Which lines in the records below include the word "Properties"? Report each of them in full.

### MATERIAL FOR THIS EXERCISE

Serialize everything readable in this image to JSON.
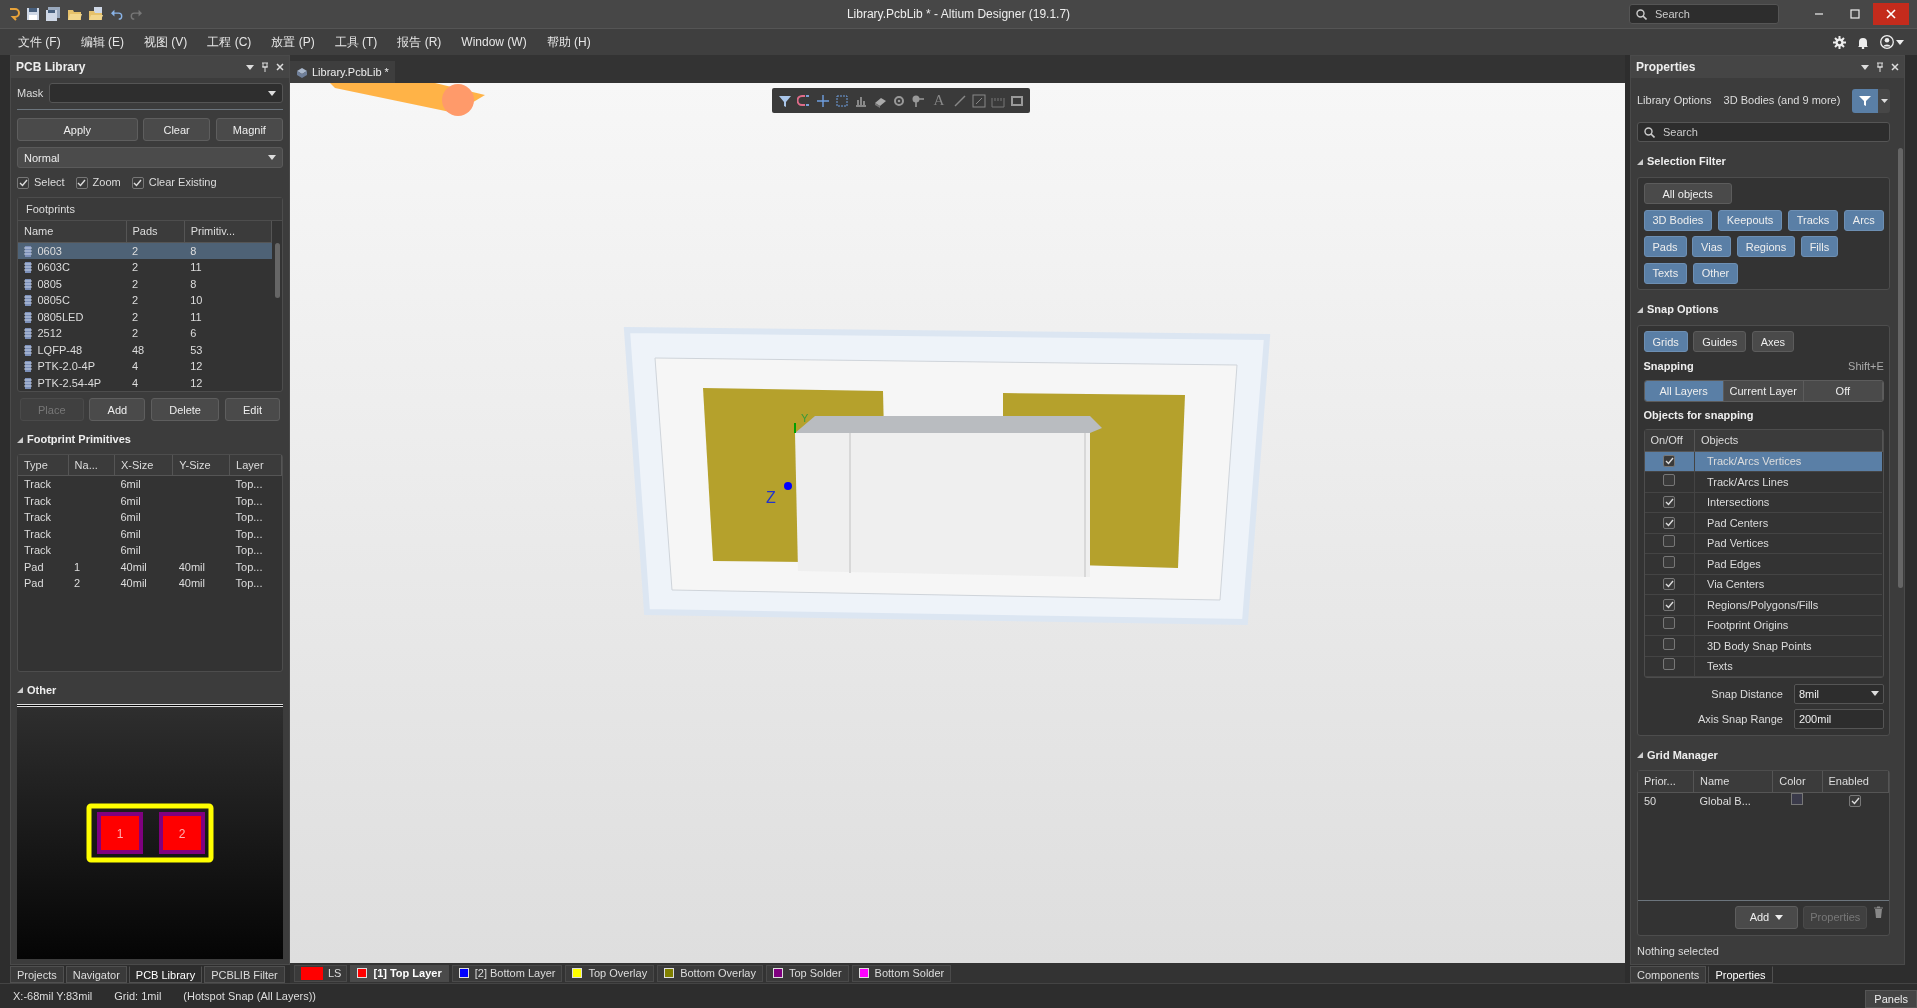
{
  "window": {
    "title": "Library.PcbLib * - Altium Designer (19.1.7)",
    "search_placeholder": "Search"
  },
  "menu": [
    "文件 (F)",
    "编辑 (E)",
    "视图 (V)",
    "工程 (C)",
    "放置 (P)",
    "工具 (T)",
    "报告 (R)",
    "Window (W)",
    "帮助 (H)"
  ],
  "left_panel": {
    "title": "PCB Library",
    "mask_label": "Mask",
    "buttons": [
      "Apply",
      "Clear",
      "Magnif"
    ],
    "mode": "Normal",
    "options": [
      {
        "label": "Select",
        "checked": true
      },
      {
        "label": "Zoom",
        "checked": true
      },
      {
        "label": "Clear Existing",
        "checked": true
      }
    ],
    "footprints": {
      "title": "Footprints",
      "columns": [
        "Name",
        "Pads",
        "Primitiv..."
      ],
      "rows": [
        {
          "name": "0603",
          "pads": "2",
          "primitives": "8",
          "selected": true
        },
        {
          "name": "0603C",
          "pads": "2",
          "primitives": "11",
          "selected": false
        },
        {
          "name": "0805",
          "pads": "2",
          "primitives": "8",
          "selected": false
        },
        {
          "name": "0805C",
          "pads": "2",
          "primitives": "10",
          "selected": false
        },
        {
          "name": "0805LED",
          "pads": "2",
          "primitives": "11",
          "selected": false
        },
        {
          "name": "2512",
          "pads": "2",
          "primitives": "6",
          "selected": false
        },
        {
          "name": "LQFP-48",
          "pads": "48",
          "primitives": "53",
          "selected": false
        },
        {
          "name": "PTK-2.0-4P",
          "pads": "4",
          "primitives": "12",
          "selected": false
        },
        {
          "name": "PTK-2.54-4P",
          "pads": "4",
          "primitives": "12",
          "selected": false
        }
      ]
    },
    "actions": [
      {
        "label": "Place",
        "disabled": true
      },
      {
        "label": "Add",
        "disabled": false
      },
      {
        "label": "Delete",
        "disabled": false
      },
      {
        "label": "Edit",
        "disabled": false
      }
    ],
    "primitives": {
      "title": "Footprint Primitives",
      "columns": [
        "Type",
        "Na...",
        "X-Size",
        "Y-Size",
        "Layer"
      ],
      "rows": [
        [
          "Track",
          "",
          "6mil",
          "",
          "Top..."
        ],
        [
          "Track",
          "",
          "6mil",
          "",
          "Top..."
        ],
        [
          "Track",
          "",
          "6mil",
          "",
          "Top..."
        ],
        [
          "Track",
          "",
          "6mil",
          "",
          "Top..."
        ],
        [
          "Track",
          "",
          "6mil",
          "",
          "Top..."
        ],
        [
          "Pad",
          "1",
          "40mil",
          "40mil",
          "Top..."
        ],
        [
          "Pad",
          "2",
          "40mil",
          "40mil",
          "Top..."
        ]
      ]
    },
    "other": {
      "title": "Other",
      "pads": [
        "1",
        "2"
      ]
    },
    "tabs": [
      {
        "label": "Projects",
        "selected": false
      },
      {
        "label": "Navigator",
        "selected": false
      },
      {
        "label": "PCB Library",
        "selected": true
      },
      {
        "label": "PCBLIB Filter",
        "selected": false
      }
    ]
  },
  "document_tab": {
    "label": "Library.PcbLib *"
  },
  "canvas": {
    "toolbar_letter": "A",
    "axis_labels": [
      "Y",
      "Z"
    ]
  },
  "layers": {
    "current": "LS",
    "items": [
      {
        "label": "[1] Top Layer",
        "color": "#ff0000",
        "selected": true
      },
      {
        "label": "[2] Bottom Layer",
        "color": "#0000ff",
        "selected": false
      },
      {
        "label": "Top Overlay",
        "color": "#ffff00",
        "selected": false
      },
      {
        "label": "Bottom Overlay",
        "color": "#808000",
        "selected": false
      },
      {
        "label": "Top Solder",
        "color": "#800080",
        "selected": false
      },
      {
        "label": "Bottom Solder",
        "color": "#ff00ff",
        "selected": false
      }
    ]
  },
  "right_panel": {
    "title": "Properties",
    "library_options": "Library Options",
    "filter_summary": "3D Bodies (and 9 more)",
    "search_placeholder": "Search",
    "selection_filter": {
      "title": "Selection Filter",
      "all_label": "All objects",
      "items": [
        {
          "label": "3D Bodies",
          "on": true
        },
        {
          "label": "Keepouts",
          "on": true
        },
        {
          "label": "Tracks",
          "on": true
        },
        {
          "label": "Arcs",
          "on": true
        },
        {
          "label": "Pads",
          "on": true
        },
        {
          "label": "Vias",
          "on": true
        },
        {
          "label": "Regions",
          "on": true
        },
        {
          "label": "Fills",
          "on": true
        },
        {
          "label": "Texts",
          "on": true
        },
        {
          "label": "Other",
          "on": true
        }
      ]
    },
    "snap_options": {
      "title": "Snap Options",
      "modes": [
        {
          "label": "Grids",
          "on": true
        },
        {
          "label": "Guides",
          "on": false
        },
        {
          "label": "Axes",
          "on": false
        }
      ],
      "snapping_label": "Snapping",
      "shortcut": "Shift+E",
      "snapping": [
        {
          "label": "All Layers",
          "selected": true
        },
        {
          "label": "Current Layer",
          "selected": false
        },
        {
          "label": "Off",
          "selected": false
        }
      ],
      "objects_title": "Objects for snapping",
      "columns": [
        "On/Off",
        "Objects"
      ],
      "objects": [
        {
          "label": "Track/Arcs Vertices",
          "checked": true,
          "selected": true
        },
        {
          "label": "Track/Arcs Lines",
          "checked": false,
          "selected": false
        },
        {
          "label": "Intersections",
          "checked": true,
          "selected": false
        },
        {
          "label": "Pad Centers",
          "checked": true,
          "selected": false
        },
        {
          "label": "Pad Vertices",
          "checked": false,
          "selected": false
        },
        {
          "label": "Pad Edges",
          "checked": false,
          "selected": false
        },
        {
          "label": "Via Centers",
          "checked": true,
          "selected": false
        },
        {
          "label": "Regions/Polygons/Fills",
          "checked": true,
          "selected": false
        },
        {
          "label": "Footprint Origins",
          "checked": false,
          "selected": false
        },
        {
          "label": "3D Body Snap Points",
          "checked": false,
          "selected": false
        },
        {
          "label": "Texts",
          "checked": false,
          "selected": false
        }
      ],
      "snap_distance_label": "Snap Distance",
      "snap_distance": "8mil",
      "axis_range_label": "Axis Snap Range",
      "axis_range": "200mil"
    },
    "grid_manager": {
      "title": "Grid Manager",
      "columns": [
        "Prior...",
        "Name",
        "Color",
        "Enabled"
      ],
      "rows": [
        {
          "priority": "50",
          "name": "Global B...",
          "enabled": true
        }
      ],
      "add_label": "Add",
      "properties_label": "Properties"
    },
    "status": "Nothing selected",
    "tabs": [
      {
        "label": "Components",
        "selected": false
      },
      {
        "label": "Properties",
        "selected": true
      }
    ]
  },
  "status_bar": {
    "coords": "X:-68mil Y:83mil",
    "grid": "Grid: 1mil",
    "snap": "(Hotspot Snap (All Layers))",
    "panels_label": "Panels"
  }
}
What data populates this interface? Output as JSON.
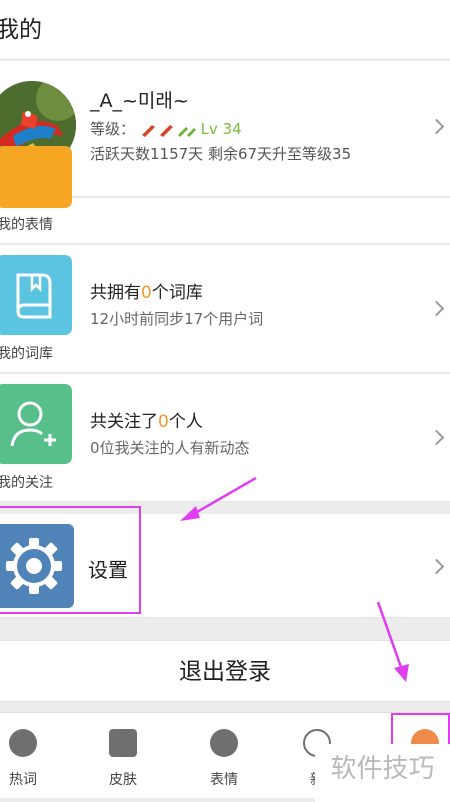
{
  "header": {
    "title": "我的"
  },
  "profile": {
    "name": "_A_~미래~",
    "level_label": "等级：",
    "level_value": "Lv 34",
    "active_text": "活跃天数1157天 剩余67天升至等级35"
  },
  "menu": {
    "emoji_label": "我的表情",
    "lexicon": {
      "label": "我的词库",
      "title_pre": "共拥有",
      "count": "0",
      "title_post": "个词库",
      "subtitle": "12小时前同步17个用户词"
    },
    "follow": {
      "label": "我的关注",
      "title_pre": "共关注了",
      "count": "0",
      "title_post": "个人",
      "subtitle": "0位我关注的人有新动态"
    },
    "settings_label": "设置"
  },
  "logout_label": "退出登录",
  "tabs": [
    {
      "label": "热词",
      "icon": "hot-icon"
    },
    {
      "label": "皮肤",
      "icon": "shirt-icon"
    },
    {
      "label": "表情",
      "icon": "emoji-icon"
    },
    {
      "label": "新",
      "icon": "new-icon"
    }
  ],
  "watermark": "软件技巧",
  "colors": {
    "accent_orange": "#f39a2b",
    "level_green": "#7bbd3b",
    "highlight": "#e03cf0",
    "settings_tile": "#5083b8",
    "lexicon_tile": "#5bc4e0",
    "follow_tile": "#57c08a"
  }
}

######

## EXPECTED OUTPUT
    "title": "Properties",
      "properties_label": "Properties"
        "label": "Properties",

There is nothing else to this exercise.